Although both the USA and CSA could possibly have been drawn into Europe’s “Great War”, it is unlikely that a western nation would have been inclined to join them.
Is it even to far-fetched to speculate that the mid-western portion of the continent may have been inclined to affiliate themselves with their neighbors to the north and somehow a patchwork partitioning and joining of Canada and America could has resulted?
Part 2: An even larger country?
There is another potential configuration that the US might possibly have taken had the Confederacy won its independence. Its roots pre-date the secession and Civil War. It was spear-headed by a group known as the KNIGHTS of the GOLDEN CIRCLE.
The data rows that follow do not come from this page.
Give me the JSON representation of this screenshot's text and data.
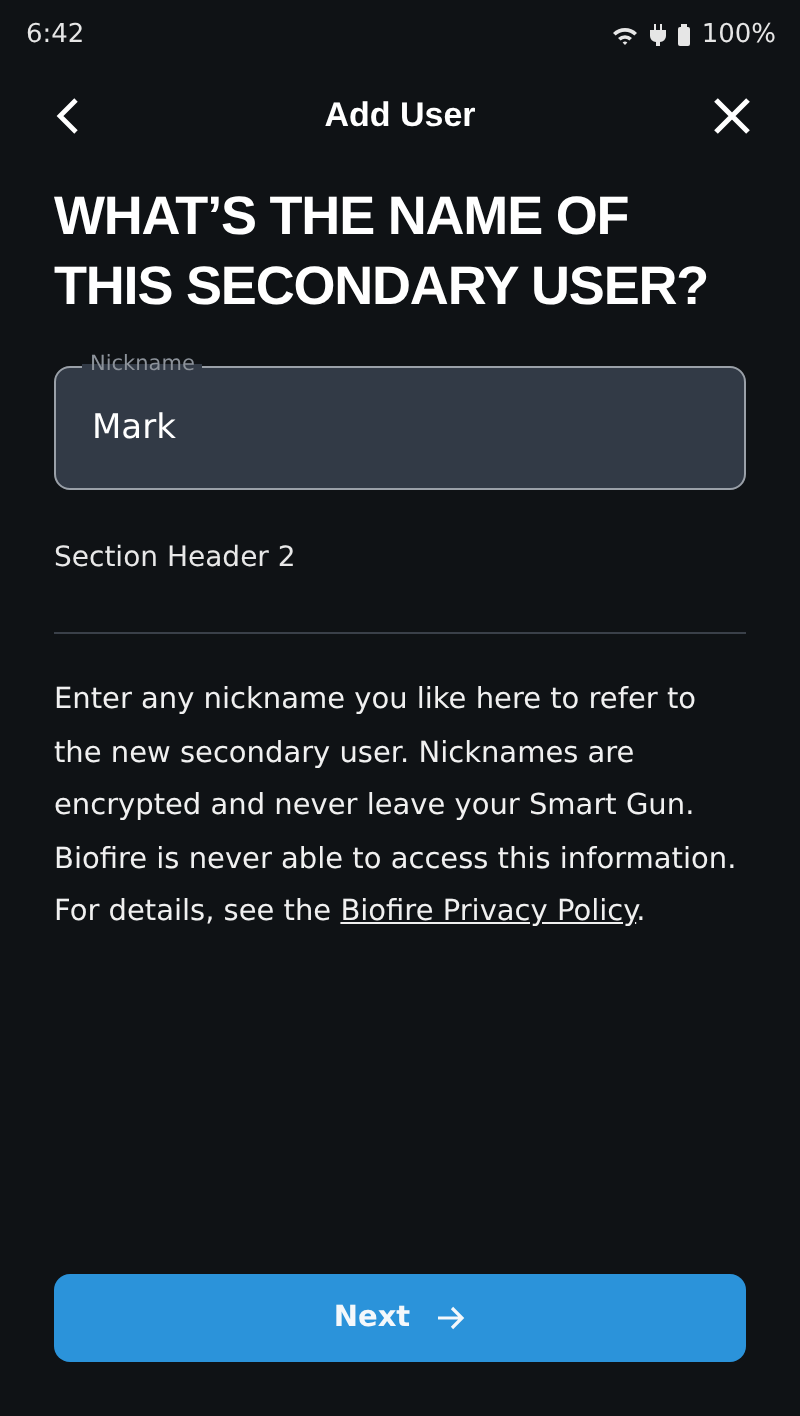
{
  "status_bar": {
    "time": "6:42",
    "battery": "100%"
  },
  "header": {
    "title": "Add User"
  },
  "heading": "WHAT’S THE NAME OF THIS SECONDARY USER?",
  "nickname_field": {
    "label": "Nickname",
    "value": "Mark"
  },
  "section_header": "Section Header 2",
  "body": {
    "text": "Enter any nickname you like here to refer to the new secondary user. Nicknames are encrypted and never leave your Smart Gun. Biofire is never able to access this information. For details, see the ",
    "link": "Biofire Privacy Policy",
    "after": "."
  },
  "next_button": {
    "label": "Next"
  }
}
This was a group of many of the elite of the Confederacy but had followers and sympathizers in the North as well. It had a grandiose plan to greatly expand the influence and control of the USA, southward! Beginning with the annexation of Mexico, they hoped to extend their ideas of democracy, which included slavery, down through Central America and into the northern coastal regions of South America. They also had eyes on Cuba and all of the Caribbean islands, most of whom still embraced slavery.
They referred to this southern expansion area as the GOLDEN CIRCLE. The riches they envisioned controlling across this vast area were almost unimaginable.
In 1860, as newly elected President Lincoln was making his way by train to WASHDC, there was a well-publicized conspiracy to kidnap and possibly even assassinate him as he passed through Baltimore. Many historians have implicated the KNIGHTS in this plot. With the inauguration of Lincoln, the emphasis of this group (at least temporarily) shifted to establishing the Confederate States as an independent entity. Some of the supporters of the anti-Lincoln, Peace Democrats, also known as the Copperheads, were thought to be active in the KNIGHTS.
Although somewhat disconnected geographically from the major Civil War battlefields, the KNIGHTS were quite active in Texas and the New Mexico territory. In California, Knights outfitted a schooner that they intended to use along the west coast to interdict Union commerce with the California Territory. That plot was discovered and the ship was seized before it sailed. There is a direct Gettysburg tie-in that has yet to be proven to actually be associated with or perpetrated by members of the CIRCLE. As Lee’s Army approached southern Pennsylvania, ‘southern sympathizers’ (knights?) were selling chits for $1 that were purported to protect the holder from harassment or looting by the Rebel Army. Of course, it was a scam and no one in Lee’s command was involved or even aware of such a ‘get out of jail free card’.
The organization essentially died with the demise of the Confederacy; although some hard-core supporters remained active if more secretive. Many of those involved in the 1865 assassination of Lincoln were known or thought to be Knights. Some accredit Jesse James as a member and attribute some of his exploits as attempts to further fund the CIRCLE.
In modern times, treasure hunters across the South and especially the Southwestern US still hunt for caches of gold and silver that supposedly belonged to the Confederacy and were spirited out of Richmond and buried as seed money for when the “South would rise again”.